For the most part, the students were pretty much in the dark about The Daily. Only a handful of them had heard about it, which I didn’t find all that surprising given that it’s a little hard to describe what it is. It’s a news application that you subscribe to for access to news content, curated by the news-gathering operation of News Corp.

Second, when students read up on it, they didn’t seem that enthusiastic about. Almost none of them had iPads, and of the few that did, only one downloaded and installed the application. One of the reasons for the reluctance is the price. When I asked them in class about it, many felt the $40 per year a huge expense. But I think that has to do with the fact that younger students have grown up thinking that the news is available for free.

Third, most of them agree with a lot of the early reception for The Daily that the news just isn’t that good. One student very adeptly pointed out that one of the editors comes from the New York Post‘s Page Six and that doesn’t really exude journalistic pedigree. (That explains why the second news category is “Gossip.”) This might be good for the neanderthals that read the New York Post, but I’m guessing that the iPad’s affluent user base and the serious news reader are a more evolved species.

Most curious, however, is the students lukewarm reception for the iPad and other tablets. I’m beginning to think that the love that the iPad has received has been among an older set of Internet users. It’s one thing that I see about half of a first-class cabin on an airplane with iPad in hand, but it’s quite another when you don’t see too many on-campus. That’s tough because many of the articles I see about the iPad seem to put it as an educational tool. And while I loved mine for reading and research, it was not good for note taking or for organizing my research. (Speaking of which, when is OmniOutliner for iPad coming out?)

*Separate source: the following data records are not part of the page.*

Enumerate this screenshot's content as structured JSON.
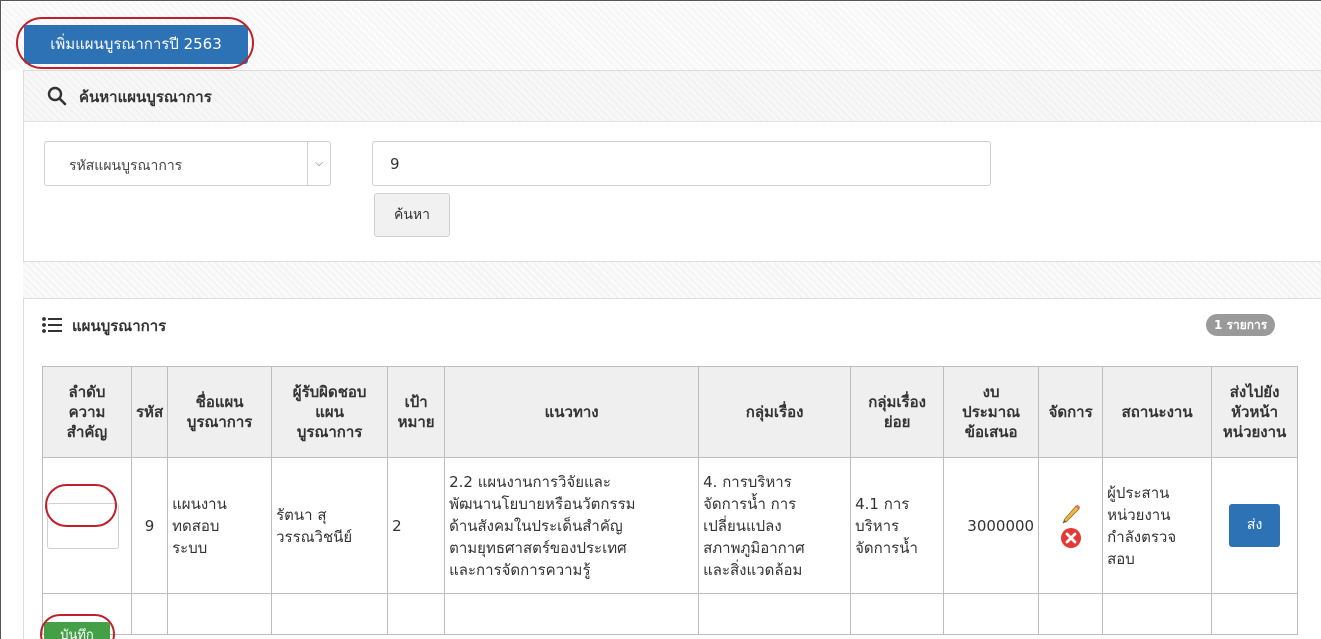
{
  "toolbar": {
    "add_plan_label": "เพิ่มแผนบูรณาการปี 2563"
  },
  "search": {
    "title": "ค้นหาแผนบูรณาการ",
    "field_selected": "รหัสแผนบูรณาการ",
    "query_value": "9",
    "search_button": "ค้นหา",
    "icon": "search-icon"
  },
  "plans": {
    "title": "แผนบูรณาการ",
    "icon": "list-icon",
    "count_badge": "1 รายการ",
    "columns": [
      "ลำดับความสำคัญ",
      "รหัส",
      "ชื่อแผนบูรณาการ",
      "ผู้รับผิดชอบแผนบูรณาการ",
      "เป้าหมาย",
      "แนวทาง",
      "กลุ่มเรื่อง",
      "กลุ่มเรื่องย่อย",
      "งบประมาณข้อเสนอ",
      "จัดการ",
      "สถานะงาน",
      "ส่งไปยังหัวหน้าหน่วยงาน"
    ],
    "col_lines": {
      "c0": [
        "ลำดับ",
        "ความ",
        "สำคัญ"
      ],
      "c1": [
        "รหัส"
      ],
      "c2": [
        "ชื่อแผน",
        "บูรณาการ"
      ],
      "c3": [
        "ผู้รับผิดชอบ",
        "แผน",
        "บูรณาการ"
      ],
      "c4": [
        "เป้า",
        "หมาย"
      ],
      "c5": [
        "แนวทาง"
      ],
      "c6": [
        "กลุ่มเรื่อง"
      ],
      "c7": [
        "กลุ่มเรื่อง",
        "ย่อย"
      ],
      "c8": [
        "งบ",
        "ประมาณ",
        "ข้อเสนอ"
      ],
      "c9": [
        "จัดการ"
      ],
      "c10": [
        "สถานะงาน"
      ],
      "c11": [
        "ส่งไปยัง",
        "หัวหน้า",
        "หน่วยงาน"
      ]
    },
    "rows": [
      {
        "priority": "",
        "code": "9",
        "name_lines": [
          "แผนงาน",
          "ทดสอบ",
          "ระบบ"
        ],
        "owner_lines": [
          "รัตนา สุ",
          "วรรณวิชนีย์"
        ],
        "target": "2",
        "approach_lines": [
          "2.2 แผนงานการวิจัยและ",
          "พัฒนานโยบายหรือนวัตกรรม",
          "ด้านสังคมในประเด็นสำคัญ",
          "ตามยุทธศาสตร์ของประเทศ",
          "และการจัดการความรู้"
        ],
        "topic_lines": [
          "4. การบริหาร",
          "จัดการน้ำ การ",
          "เปลี่ยนแปลง",
          "สภาพภูมิอากาศ",
          "และสิ่งแวดล้อม"
        ],
        "subtopic_lines": [
          "4.1 การ",
          "บริหาร",
          "จัดการน้ำ"
        ],
        "budget": "3000000",
        "status_lines": [
          "ผู้ประสาน",
          "หน่วยงาน",
          "กำลังตรวจ",
          "สอบ"
        ],
        "send_label": "ส่ง",
        "edit_icon": "pencil-icon",
        "delete_icon": "delete-x-icon"
      }
    ],
    "save_label": "บันทึก"
  },
  "colors": {
    "primary": "#2d72b5",
    "success": "#43a047",
    "danger": "#e53935",
    "annotation": "#c0202a",
    "badge": "#9a9a9a"
  }
}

One student very succinctly put it, “if I need something from the Internet, I have my phone.” I’m beginning to think that students regard the tablet device’s form versus a smartphone’s form as an analog of the desktop computer’s form versus that of the notebook. Or maybe it’s just a phase, and they’ll grow of it.